The problem: Go through the data below and return each line where the string "this" appears.

Data excerpts:
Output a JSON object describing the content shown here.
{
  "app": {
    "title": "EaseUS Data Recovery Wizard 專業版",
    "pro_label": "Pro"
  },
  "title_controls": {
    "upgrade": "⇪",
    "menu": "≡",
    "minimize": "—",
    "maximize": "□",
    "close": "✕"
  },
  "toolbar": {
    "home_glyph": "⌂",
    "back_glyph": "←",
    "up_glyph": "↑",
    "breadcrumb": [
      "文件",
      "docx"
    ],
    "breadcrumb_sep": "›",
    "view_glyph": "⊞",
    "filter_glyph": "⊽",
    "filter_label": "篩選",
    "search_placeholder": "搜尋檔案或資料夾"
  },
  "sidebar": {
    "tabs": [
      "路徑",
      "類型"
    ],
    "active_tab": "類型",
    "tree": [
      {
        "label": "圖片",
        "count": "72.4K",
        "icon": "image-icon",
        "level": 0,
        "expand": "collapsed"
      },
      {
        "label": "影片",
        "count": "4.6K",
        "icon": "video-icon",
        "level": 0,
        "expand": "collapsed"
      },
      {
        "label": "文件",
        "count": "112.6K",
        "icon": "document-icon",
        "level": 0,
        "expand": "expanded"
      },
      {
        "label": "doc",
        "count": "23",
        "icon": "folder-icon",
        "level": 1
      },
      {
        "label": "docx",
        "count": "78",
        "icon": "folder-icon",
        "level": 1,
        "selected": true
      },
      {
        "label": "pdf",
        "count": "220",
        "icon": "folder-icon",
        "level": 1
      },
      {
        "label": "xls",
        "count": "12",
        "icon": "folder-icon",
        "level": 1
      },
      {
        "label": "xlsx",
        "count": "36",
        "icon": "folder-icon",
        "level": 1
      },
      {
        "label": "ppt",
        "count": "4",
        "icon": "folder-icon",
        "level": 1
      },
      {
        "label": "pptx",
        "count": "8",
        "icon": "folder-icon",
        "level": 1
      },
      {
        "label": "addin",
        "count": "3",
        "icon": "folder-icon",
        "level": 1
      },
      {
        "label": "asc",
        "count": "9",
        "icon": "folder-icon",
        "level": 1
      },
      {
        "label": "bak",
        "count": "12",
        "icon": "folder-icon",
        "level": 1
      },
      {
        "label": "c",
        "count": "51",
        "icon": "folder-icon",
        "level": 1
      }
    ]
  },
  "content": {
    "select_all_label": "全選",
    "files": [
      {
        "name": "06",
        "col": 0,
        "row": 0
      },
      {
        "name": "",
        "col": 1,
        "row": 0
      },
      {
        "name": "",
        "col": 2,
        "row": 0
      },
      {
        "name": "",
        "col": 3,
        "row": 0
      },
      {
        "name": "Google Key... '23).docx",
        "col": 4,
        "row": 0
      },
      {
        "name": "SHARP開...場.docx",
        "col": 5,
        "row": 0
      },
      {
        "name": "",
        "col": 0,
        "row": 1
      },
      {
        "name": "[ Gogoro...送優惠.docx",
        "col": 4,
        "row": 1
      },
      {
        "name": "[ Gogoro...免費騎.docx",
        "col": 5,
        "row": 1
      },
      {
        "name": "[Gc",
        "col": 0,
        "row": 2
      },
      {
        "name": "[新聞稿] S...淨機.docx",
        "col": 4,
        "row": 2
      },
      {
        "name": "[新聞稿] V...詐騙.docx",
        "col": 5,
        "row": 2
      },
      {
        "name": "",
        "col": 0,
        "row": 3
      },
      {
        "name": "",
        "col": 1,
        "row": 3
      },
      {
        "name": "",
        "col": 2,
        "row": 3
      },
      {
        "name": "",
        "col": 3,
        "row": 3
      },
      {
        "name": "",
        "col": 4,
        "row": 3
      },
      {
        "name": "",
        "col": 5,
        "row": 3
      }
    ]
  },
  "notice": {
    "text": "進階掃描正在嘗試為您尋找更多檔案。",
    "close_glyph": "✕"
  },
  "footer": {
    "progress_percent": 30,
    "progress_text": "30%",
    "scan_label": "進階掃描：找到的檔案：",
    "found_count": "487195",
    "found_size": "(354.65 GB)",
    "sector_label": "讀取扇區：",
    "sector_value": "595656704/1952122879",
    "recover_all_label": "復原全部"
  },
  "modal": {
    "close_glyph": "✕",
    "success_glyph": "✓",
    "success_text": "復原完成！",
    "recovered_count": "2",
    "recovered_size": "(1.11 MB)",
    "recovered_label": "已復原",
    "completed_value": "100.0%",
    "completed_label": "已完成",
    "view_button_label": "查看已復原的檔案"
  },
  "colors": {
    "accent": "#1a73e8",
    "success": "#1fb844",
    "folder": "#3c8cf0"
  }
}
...
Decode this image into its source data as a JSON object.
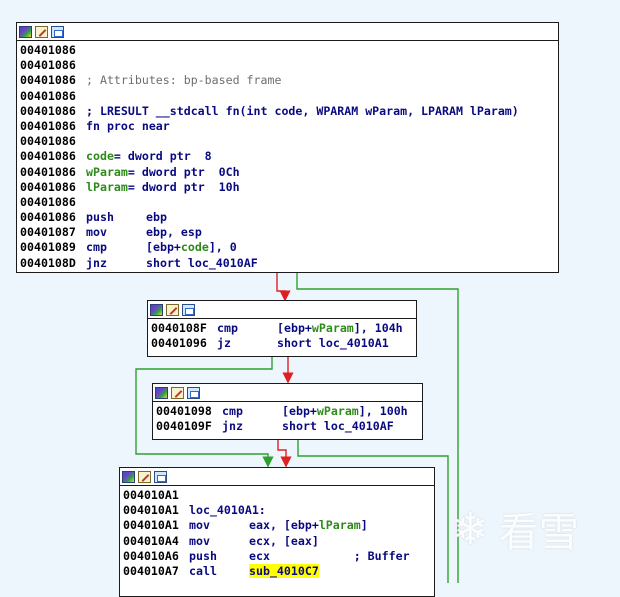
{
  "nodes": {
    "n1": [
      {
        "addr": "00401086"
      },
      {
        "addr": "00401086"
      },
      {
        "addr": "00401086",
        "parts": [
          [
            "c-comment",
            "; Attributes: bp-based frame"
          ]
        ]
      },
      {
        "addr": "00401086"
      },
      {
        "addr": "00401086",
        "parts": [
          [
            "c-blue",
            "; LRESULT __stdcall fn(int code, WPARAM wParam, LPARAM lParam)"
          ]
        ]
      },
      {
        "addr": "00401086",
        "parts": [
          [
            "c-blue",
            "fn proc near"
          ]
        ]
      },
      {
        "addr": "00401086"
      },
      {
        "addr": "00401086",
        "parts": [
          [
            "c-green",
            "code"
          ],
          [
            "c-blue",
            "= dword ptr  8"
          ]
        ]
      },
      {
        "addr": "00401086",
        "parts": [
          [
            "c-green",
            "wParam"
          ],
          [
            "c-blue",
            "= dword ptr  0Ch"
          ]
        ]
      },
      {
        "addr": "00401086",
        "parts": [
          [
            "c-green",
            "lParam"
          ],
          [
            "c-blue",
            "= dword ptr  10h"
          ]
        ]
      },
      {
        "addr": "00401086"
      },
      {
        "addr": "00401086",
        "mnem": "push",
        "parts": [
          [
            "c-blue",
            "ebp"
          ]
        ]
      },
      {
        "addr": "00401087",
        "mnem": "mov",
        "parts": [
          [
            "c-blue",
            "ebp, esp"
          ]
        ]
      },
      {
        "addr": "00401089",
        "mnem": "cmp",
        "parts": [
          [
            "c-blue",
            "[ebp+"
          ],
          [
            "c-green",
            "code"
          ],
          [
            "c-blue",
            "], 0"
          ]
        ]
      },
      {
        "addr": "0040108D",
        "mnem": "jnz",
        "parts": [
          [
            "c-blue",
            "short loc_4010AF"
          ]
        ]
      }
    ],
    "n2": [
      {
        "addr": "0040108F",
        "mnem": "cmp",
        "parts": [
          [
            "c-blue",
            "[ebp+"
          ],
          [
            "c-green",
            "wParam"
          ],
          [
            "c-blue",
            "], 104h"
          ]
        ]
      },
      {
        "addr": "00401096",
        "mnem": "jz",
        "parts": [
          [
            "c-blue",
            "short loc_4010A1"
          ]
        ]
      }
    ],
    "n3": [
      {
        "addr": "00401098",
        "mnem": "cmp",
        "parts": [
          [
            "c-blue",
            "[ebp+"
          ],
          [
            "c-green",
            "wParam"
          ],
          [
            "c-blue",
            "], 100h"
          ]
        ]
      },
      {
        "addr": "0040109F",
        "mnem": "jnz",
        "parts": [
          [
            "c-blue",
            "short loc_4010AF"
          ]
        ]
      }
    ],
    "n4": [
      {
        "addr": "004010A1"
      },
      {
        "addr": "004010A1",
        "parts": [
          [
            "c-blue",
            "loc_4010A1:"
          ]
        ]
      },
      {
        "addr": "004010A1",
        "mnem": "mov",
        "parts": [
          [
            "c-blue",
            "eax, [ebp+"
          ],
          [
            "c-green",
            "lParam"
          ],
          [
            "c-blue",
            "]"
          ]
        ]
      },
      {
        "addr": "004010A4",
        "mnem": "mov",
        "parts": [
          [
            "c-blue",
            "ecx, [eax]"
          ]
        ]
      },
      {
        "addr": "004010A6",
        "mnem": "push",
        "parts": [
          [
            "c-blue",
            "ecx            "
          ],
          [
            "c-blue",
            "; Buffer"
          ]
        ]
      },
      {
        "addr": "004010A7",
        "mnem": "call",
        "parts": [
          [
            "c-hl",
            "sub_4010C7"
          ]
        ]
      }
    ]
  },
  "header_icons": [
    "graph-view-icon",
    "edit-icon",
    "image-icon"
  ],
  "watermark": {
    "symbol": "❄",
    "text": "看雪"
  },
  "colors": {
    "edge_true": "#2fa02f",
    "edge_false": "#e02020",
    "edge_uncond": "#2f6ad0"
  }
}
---
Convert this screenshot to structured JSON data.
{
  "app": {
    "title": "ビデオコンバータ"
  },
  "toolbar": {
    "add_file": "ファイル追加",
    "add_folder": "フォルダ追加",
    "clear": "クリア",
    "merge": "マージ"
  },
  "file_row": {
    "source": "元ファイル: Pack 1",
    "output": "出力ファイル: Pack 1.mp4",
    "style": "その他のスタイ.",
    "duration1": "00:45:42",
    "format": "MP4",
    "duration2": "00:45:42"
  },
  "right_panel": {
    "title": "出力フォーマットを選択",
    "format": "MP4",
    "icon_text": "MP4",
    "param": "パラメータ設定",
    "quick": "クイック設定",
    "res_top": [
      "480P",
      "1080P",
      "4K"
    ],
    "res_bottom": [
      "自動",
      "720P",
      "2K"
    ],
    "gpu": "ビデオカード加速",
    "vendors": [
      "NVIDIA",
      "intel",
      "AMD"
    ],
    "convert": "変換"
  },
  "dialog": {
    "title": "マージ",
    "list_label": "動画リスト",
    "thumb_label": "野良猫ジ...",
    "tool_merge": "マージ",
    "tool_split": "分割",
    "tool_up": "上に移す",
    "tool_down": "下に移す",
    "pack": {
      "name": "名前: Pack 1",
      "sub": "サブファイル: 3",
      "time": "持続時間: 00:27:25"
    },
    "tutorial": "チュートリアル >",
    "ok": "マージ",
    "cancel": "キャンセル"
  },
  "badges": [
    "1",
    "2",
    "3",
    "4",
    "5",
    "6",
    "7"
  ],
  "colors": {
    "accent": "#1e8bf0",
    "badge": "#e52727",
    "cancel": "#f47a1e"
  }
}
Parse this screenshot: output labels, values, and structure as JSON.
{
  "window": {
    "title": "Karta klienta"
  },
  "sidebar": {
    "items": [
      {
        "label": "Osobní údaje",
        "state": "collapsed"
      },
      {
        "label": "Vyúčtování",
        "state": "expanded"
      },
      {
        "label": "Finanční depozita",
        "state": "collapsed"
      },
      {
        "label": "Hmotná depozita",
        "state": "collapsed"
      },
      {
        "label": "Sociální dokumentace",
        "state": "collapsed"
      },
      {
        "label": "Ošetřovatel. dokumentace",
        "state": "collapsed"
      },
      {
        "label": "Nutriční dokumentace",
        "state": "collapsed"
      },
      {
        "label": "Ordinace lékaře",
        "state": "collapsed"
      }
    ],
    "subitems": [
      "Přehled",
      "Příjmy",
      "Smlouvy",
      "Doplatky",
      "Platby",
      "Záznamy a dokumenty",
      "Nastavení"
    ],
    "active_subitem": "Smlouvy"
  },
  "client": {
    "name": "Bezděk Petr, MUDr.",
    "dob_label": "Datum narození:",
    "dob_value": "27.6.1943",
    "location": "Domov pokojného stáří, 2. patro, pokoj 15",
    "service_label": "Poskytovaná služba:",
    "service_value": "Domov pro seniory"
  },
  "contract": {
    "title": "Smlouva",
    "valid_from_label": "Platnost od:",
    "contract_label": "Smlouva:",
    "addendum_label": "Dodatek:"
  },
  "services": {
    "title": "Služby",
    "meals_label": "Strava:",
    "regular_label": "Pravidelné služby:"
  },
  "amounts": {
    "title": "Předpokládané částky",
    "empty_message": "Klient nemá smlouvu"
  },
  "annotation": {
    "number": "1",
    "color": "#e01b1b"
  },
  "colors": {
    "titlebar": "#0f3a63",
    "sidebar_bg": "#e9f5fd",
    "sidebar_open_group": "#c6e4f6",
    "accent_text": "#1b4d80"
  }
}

Output below:
Decode this image into its source data as a JSON object.
Convert this screenshot to structured JSON data.
Parse this screenshot: output labels, values, and structure as JSON.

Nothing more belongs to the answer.